» **Assigned task**: For this task, output every entry below exactly and omit the pictures.

(Supplied material Opens)

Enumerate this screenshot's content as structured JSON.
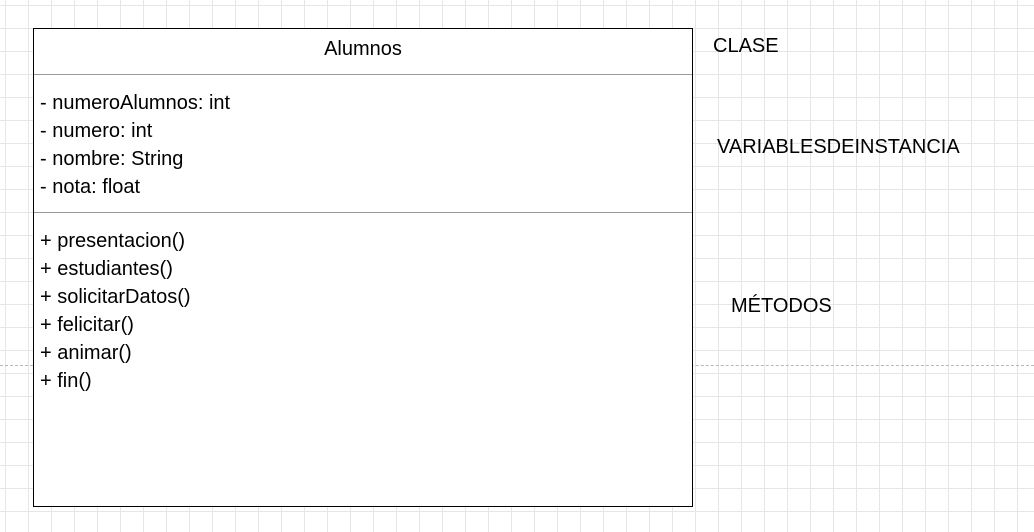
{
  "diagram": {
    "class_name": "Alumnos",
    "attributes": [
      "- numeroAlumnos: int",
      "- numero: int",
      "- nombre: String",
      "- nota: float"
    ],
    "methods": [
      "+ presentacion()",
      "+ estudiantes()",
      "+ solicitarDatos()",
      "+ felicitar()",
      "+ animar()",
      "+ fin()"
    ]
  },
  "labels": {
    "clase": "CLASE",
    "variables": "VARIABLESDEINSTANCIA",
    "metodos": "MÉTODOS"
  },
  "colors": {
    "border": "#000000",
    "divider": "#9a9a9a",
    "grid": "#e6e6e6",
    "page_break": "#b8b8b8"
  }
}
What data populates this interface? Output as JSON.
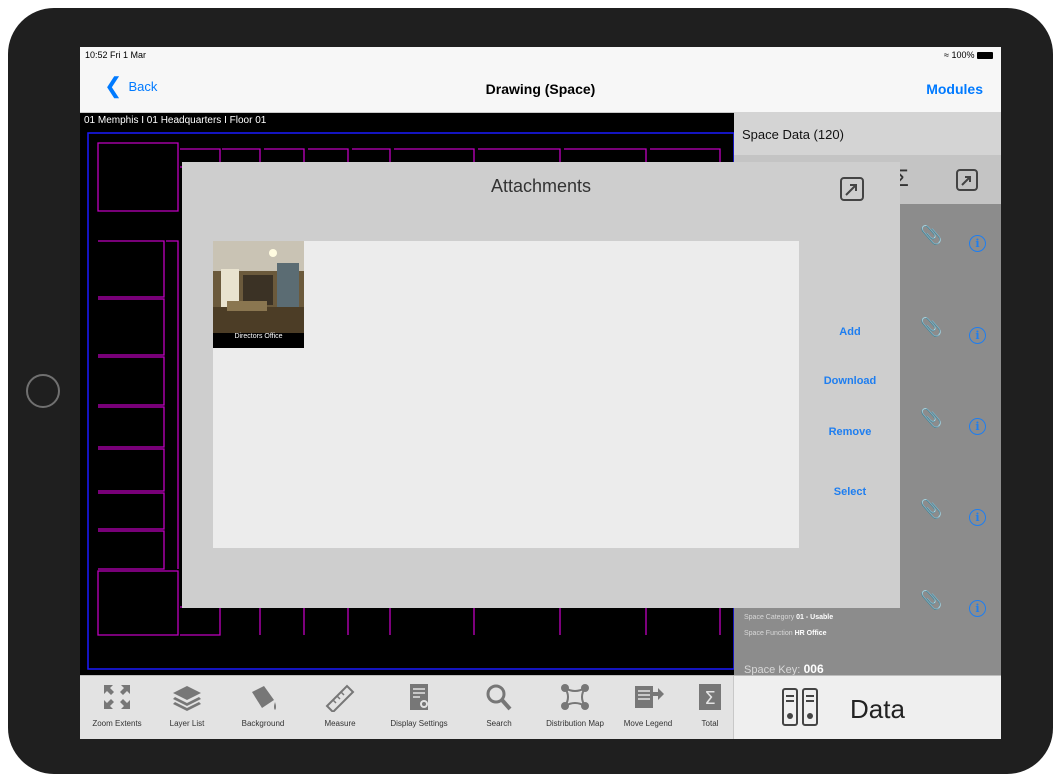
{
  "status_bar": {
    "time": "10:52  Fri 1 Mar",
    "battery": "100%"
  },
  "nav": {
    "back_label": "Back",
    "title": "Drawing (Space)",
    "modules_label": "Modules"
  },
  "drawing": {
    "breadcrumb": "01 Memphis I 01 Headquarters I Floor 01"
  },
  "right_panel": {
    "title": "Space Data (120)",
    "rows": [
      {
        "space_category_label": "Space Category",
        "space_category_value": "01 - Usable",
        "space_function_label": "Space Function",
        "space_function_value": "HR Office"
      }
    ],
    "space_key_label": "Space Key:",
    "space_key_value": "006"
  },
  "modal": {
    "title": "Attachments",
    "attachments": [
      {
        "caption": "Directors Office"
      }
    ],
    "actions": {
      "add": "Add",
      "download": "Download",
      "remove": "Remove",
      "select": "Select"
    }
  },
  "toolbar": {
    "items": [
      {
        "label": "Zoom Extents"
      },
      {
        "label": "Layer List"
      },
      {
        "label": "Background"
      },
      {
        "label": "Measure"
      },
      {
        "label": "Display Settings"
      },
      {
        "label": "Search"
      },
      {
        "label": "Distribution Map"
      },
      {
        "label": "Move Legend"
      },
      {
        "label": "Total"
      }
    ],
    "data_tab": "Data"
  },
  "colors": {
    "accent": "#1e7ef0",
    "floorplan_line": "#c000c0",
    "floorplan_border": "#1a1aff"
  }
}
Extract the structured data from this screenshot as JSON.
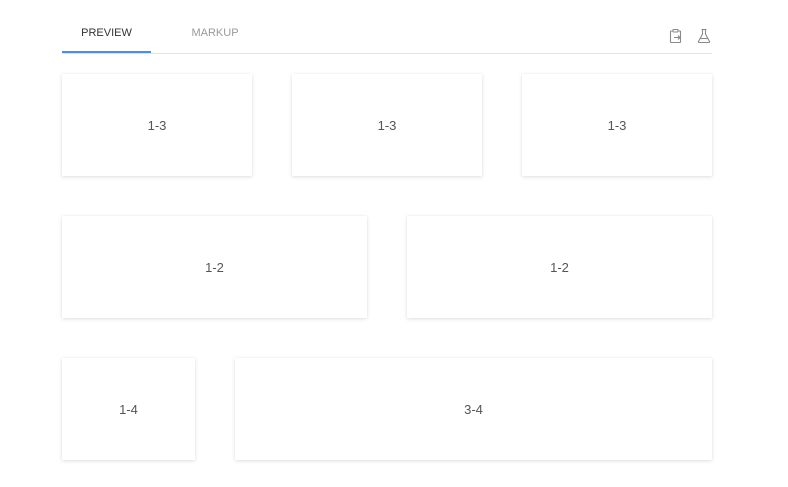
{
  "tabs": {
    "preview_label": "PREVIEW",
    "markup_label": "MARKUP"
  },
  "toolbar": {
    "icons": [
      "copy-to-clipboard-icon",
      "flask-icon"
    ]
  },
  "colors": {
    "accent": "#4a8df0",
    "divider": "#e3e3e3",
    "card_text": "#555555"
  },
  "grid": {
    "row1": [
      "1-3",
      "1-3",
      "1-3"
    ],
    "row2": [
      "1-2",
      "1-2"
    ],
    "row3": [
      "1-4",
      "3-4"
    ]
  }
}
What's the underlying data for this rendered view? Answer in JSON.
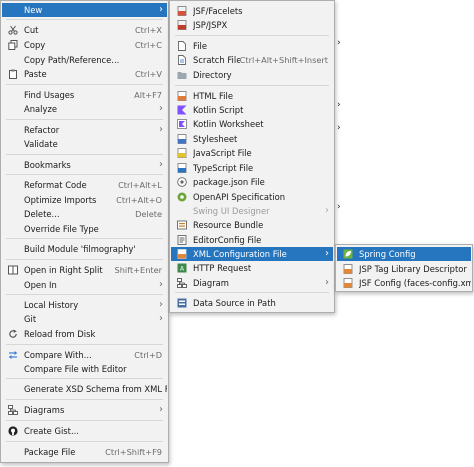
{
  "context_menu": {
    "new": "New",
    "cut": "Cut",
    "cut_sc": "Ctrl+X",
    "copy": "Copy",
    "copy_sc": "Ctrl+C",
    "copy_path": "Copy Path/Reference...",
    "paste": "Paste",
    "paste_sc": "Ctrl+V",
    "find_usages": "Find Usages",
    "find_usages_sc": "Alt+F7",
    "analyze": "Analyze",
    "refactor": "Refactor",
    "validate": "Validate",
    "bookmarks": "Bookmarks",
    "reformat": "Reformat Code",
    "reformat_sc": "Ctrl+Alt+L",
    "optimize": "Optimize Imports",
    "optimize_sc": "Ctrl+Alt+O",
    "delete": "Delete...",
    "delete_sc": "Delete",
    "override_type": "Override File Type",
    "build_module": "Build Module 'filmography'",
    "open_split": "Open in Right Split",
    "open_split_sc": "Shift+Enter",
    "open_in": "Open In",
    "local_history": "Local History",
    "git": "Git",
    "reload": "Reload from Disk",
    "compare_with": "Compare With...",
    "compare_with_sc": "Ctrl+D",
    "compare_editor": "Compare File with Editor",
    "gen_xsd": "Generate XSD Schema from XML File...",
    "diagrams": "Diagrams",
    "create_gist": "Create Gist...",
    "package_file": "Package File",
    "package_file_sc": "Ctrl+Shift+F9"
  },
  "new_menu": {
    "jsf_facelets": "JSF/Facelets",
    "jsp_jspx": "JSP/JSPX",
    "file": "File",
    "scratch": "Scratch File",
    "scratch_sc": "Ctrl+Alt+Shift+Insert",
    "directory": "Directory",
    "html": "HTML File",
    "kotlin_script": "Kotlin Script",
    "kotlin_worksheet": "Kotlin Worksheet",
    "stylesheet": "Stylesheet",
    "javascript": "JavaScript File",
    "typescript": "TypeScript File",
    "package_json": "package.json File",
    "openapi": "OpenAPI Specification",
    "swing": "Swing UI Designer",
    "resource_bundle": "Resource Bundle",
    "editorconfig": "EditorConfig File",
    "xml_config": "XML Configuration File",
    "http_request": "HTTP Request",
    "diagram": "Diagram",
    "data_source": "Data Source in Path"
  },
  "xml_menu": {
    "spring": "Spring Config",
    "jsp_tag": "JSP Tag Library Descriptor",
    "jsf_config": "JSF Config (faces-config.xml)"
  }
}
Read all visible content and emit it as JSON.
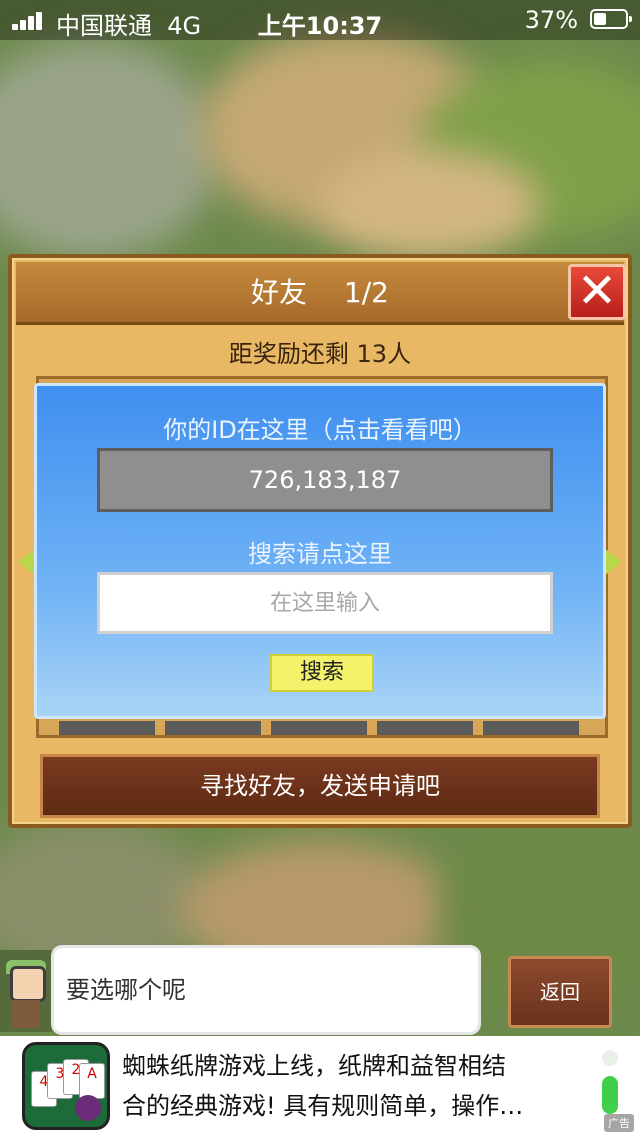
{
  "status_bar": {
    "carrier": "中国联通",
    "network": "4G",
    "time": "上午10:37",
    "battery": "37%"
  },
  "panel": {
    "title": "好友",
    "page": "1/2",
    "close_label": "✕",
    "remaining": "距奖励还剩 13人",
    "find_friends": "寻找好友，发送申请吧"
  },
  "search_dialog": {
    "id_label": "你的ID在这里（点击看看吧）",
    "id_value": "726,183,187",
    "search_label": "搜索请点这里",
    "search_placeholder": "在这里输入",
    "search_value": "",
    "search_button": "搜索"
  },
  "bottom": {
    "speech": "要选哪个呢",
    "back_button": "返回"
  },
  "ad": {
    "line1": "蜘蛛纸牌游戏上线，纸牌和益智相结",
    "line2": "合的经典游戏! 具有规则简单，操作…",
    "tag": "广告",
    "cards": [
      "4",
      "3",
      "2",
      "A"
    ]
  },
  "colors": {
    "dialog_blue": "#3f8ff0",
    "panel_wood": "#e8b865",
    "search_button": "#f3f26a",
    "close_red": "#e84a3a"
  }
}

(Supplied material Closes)

» **Output of the exercise**:
Enumerate this screenshot's content as structured JSON.
{
  "diagram": {
    "class_name": "Alumnos",
    "attributes": [
      "- numeroAlumnos: int",
      "- numero: int",
      "- nombre: String",
      "- nota: float"
    ],
    "methods": [
      "+ presentacion()",
      "+ estudiantes()",
      "+ solicitarDatos()",
      "+ felicitar()",
      "+ animar()",
      "+ fin()"
    ]
  },
  "labels": {
    "clase": "CLASE",
    "variables": "VARIABLESDEINSTANCIA",
    "metodos": "MÉTODOS"
  },
  "colors": {
    "border": "#000000",
    "divider": "#9a9a9a",
    "grid": "#e6e6e6",
    "page_break": "#b8b8b8"
  }
}
What data populates this interface? Output as JSON.
{
  "status_bar": {
    "time": "10:52  Fri 1 Mar",
    "battery": "100%"
  },
  "nav": {
    "back_label": "Back",
    "title": "Drawing (Space)",
    "modules_label": "Modules"
  },
  "drawing": {
    "breadcrumb": "01 Memphis I 01 Headquarters I Floor 01"
  },
  "right_panel": {
    "title": "Space Data (120)",
    "rows": [
      {
        "space_category_label": "Space Category",
        "space_category_value": "01 - Usable",
        "space_function_label": "Space Function",
        "space_function_value": "HR Office"
      }
    ],
    "space_key_label": "Space Key:",
    "space_key_value": "006"
  },
  "modal": {
    "title": "Attachments",
    "attachments": [
      {
        "caption": "Directors Office"
      }
    ],
    "actions": {
      "add": "Add",
      "download": "Download",
      "remove": "Remove",
      "select": "Select"
    }
  },
  "toolbar": {
    "items": [
      {
        "label": "Zoom Extents"
      },
      {
        "label": "Layer List"
      },
      {
        "label": "Background"
      },
      {
        "label": "Measure"
      },
      {
        "label": "Display Settings"
      },
      {
        "label": "Search"
      },
      {
        "label": "Distribution Map"
      },
      {
        "label": "Move Legend"
      },
      {
        "label": "Total"
      }
    ],
    "data_tab": "Data"
  },
  "colors": {
    "accent": "#1e7ef0",
    "floorplan_line": "#c000c0",
    "floorplan_border": "#1a1aff"
  }
}
Extract the structured data from this screenshot as JSON.
{
  "tabs": {
    "preview_label": "PREVIEW",
    "markup_label": "MARKUP"
  },
  "toolbar": {
    "icons": [
      "copy-to-clipboard-icon",
      "flask-icon"
    ]
  },
  "colors": {
    "accent": "#4a8df0",
    "divider": "#e3e3e3",
    "card_text": "#555555"
  },
  "grid": {
    "row1": [
      "1-3",
      "1-3",
      "1-3"
    ],
    "row2": [
      "1-2",
      "1-2"
    ],
    "row3": [
      "1-4",
      "3-4"
    ]
  }
}
What's the underlying data for this rendered view? Answer in JSON.
{
  "context_menu": {
    "new": "New",
    "cut": "Cut",
    "cut_sc": "Ctrl+X",
    "copy": "Copy",
    "copy_sc": "Ctrl+C",
    "copy_path": "Copy Path/Reference...",
    "paste": "Paste",
    "paste_sc": "Ctrl+V",
    "find_usages": "Find Usages",
    "find_usages_sc": "Alt+F7",
    "analyze": "Analyze",
    "refactor": "Refactor",
    "validate": "Validate",
    "bookmarks": "Bookmarks",
    "reformat": "Reformat Code",
    "reformat_sc": "Ctrl+Alt+L",
    "optimize": "Optimize Imports",
    "optimize_sc": "Ctrl+Alt+O",
    "delete": "Delete...",
    "delete_sc": "Delete",
    "override_type": "Override File Type",
    "build_module": "Build Module 'filmography'",
    "open_split": "Open in Right Split",
    "open_split_sc": "Shift+Enter",
    "open_in": "Open In",
    "local_history": "Local History",
    "git": "Git",
    "reload": "Reload from Disk",
    "compare_with": "Compare With...",
    "compare_with_sc": "Ctrl+D",
    "compare_editor": "Compare File with Editor",
    "gen_xsd": "Generate XSD Schema from XML File...",
    "diagrams": "Diagrams",
    "create_gist": "Create Gist...",
    "package_file": "Package File",
    "package_file_sc": "Ctrl+Shift+F9"
  },
  "new_menu": {
    "jsf_facelets": "JSF/Facelets",
    "jsp_jspx": "JSP/JSPX",
    "file": "File",
    "scratch": "Scratch File",
    "scratch_sc": "Ctrl+Alt+Shift+Insert",
    "directory": "Directory",
    "html": "HTML File",
    "kotlin_script": "Kotlin Script",
    "kotlin_worksheet": "Kotlin Worksheet",
    "stylesheet": "Stylesheet",
    "javascript": "JavaScript File",
    "typescript": "TypeScript File",
    "package_json": "package.json File",
    "openapi": "OpenAPI Specification",
    "swing": "Swing UI Designer",
    "resource_bundle": "Resource Bundle",
    "editorconfig": "EditorConfig File",
    "xml_config": "XML Configuration File",
    "http_request": "HTTP Request",
    "diagram": "Diagram",
    "data_source": "Data Source in Path"
  },
  "xml_menu": {
    "spring": "Spring Config",
    "jsp_tag": "JSP Tag Library Descriptor",
    "jsf_config": "JSF Config (faces-config.xml)"
  }
}
Read all visible content and emit it as JSON.
{
  "status_bar": {
    "carrier": "中国联通",
    "network": "4G",
    "time": "上午10:37",
    "battery": "37%"
  },
  "panel": {
    "title": "好友",
    "page": "1/2",
    "close_label": "✕",
    "remaining": "距奖励还剩 13人",
    "find_friends": "寻找好友，发送申请吧"
  },
  "search_dialog": {
    "id_label": "你的ID在这里（点击看看吧）",
    "id_value": "726,183,187",
    "search_label": "搜索请点这里",
    "search_placeholder": "在这里输入",
    "search_value": "",
    "search_button": "搜索"
  },
  "bottom": {
    "speech": "要选哪个呢",
    "back_button": "返回"
  },
  "ad": {
    "line1": "蜘蛛纸牌游戏上线，纸牌和益智相结",
    "line2": "合的经典游戏! 具有规则简单，操作…",
    "tag": "广告",
    "cards": [
      "4",
      "3",
      "2",
      "A"
    ]
  },
  "colors": {
    "dialog_blue": "#3f8ff0",
    "panel_wood": "#e8b865",
    "search_button": "#f3f26a",
    "close_red": "#e84a3a"
  }
}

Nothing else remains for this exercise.